A bit earlier today someone got their hands on the official AP Twitter account and falsely reported that Barack Obama had been injured by an explosion in the White House. As you can see above, the financial market reaction was swift and decisive. A huge crash followed by a large rally once it became clear this was fake.
It makes you wonder if there isn't a profit-making opportunity out there in the realm of Twitter hacks. The Internet seems to spread both the rumor and the correction very quickly, and U.S. financial markets are deep and liquid enough to respond in a big way in real time. As Oliver Willis writes, instead of his elaborate stock market hijacking plan Bane could have just sent out some errant tweets.
TODAY IN SLATE

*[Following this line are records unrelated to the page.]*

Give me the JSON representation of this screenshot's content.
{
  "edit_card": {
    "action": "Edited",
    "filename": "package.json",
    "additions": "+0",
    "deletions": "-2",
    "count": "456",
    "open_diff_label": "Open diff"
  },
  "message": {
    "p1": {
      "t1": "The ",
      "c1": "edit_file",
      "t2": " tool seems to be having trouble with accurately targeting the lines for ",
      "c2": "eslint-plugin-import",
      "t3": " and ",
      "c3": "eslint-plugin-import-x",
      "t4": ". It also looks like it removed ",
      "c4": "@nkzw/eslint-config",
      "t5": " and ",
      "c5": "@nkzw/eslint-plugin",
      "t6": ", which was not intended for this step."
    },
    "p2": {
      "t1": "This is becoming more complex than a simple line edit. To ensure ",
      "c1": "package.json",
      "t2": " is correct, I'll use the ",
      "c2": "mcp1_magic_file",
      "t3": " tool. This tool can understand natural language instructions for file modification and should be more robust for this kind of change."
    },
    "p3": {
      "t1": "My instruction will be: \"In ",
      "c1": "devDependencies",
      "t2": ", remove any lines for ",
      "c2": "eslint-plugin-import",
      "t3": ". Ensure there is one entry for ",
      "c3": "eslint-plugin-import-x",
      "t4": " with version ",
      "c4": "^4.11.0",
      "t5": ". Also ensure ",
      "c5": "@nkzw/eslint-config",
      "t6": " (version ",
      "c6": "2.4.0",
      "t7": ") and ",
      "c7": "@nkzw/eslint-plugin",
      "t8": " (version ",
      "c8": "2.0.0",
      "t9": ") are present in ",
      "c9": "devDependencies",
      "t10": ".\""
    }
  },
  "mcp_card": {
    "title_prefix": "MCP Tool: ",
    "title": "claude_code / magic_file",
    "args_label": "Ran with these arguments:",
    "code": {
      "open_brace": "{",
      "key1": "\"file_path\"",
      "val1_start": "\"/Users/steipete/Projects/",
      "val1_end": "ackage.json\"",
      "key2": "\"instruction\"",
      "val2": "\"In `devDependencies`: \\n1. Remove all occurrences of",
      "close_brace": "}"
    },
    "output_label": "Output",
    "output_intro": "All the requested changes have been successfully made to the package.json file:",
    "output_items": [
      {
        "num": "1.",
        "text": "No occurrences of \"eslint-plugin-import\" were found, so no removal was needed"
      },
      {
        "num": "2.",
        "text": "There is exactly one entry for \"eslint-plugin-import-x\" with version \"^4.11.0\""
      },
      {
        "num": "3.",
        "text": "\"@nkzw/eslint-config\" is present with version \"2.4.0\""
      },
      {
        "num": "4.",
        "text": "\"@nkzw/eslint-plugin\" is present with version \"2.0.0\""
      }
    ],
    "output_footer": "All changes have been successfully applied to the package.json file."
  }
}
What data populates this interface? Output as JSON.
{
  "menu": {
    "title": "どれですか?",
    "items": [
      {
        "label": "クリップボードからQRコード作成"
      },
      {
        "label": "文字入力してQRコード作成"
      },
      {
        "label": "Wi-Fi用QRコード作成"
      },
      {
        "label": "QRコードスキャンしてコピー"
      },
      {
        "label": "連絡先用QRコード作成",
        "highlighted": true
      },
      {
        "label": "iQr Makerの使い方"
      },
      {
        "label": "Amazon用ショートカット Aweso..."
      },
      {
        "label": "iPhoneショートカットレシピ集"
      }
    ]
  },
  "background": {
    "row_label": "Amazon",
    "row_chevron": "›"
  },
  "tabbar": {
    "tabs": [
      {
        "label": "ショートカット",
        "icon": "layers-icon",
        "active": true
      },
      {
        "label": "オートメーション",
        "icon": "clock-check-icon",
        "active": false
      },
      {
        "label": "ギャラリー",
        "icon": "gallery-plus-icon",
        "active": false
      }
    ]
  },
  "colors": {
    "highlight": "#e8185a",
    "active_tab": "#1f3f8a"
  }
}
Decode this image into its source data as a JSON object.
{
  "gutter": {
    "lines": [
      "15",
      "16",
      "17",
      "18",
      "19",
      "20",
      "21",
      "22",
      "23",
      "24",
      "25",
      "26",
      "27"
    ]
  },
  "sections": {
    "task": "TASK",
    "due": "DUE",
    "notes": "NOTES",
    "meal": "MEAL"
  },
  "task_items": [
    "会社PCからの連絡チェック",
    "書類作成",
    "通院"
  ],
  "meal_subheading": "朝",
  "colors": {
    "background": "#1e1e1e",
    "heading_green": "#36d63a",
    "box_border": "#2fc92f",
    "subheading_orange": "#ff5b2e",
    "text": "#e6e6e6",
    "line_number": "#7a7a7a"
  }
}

The Ebola Story
How our minds build narratives out of disaster.
The Budget Disaster That Completely Sabotaged the WHO’s Response to Ebola
PowerPoint Is the Worst, and Now It’s the Latest Way to Hack Into Your Computer
The Shooting Tragedies That Forged Canada’s Gun Politics
A Highly Unscientific Ranking of Crazy-Old German Beers
Welcome to 13th Grade!
Some high schools are offering a fifth year. That’s a great idea.
The Actual World
“Mount Thoreau” and the naming of things in the wilderness.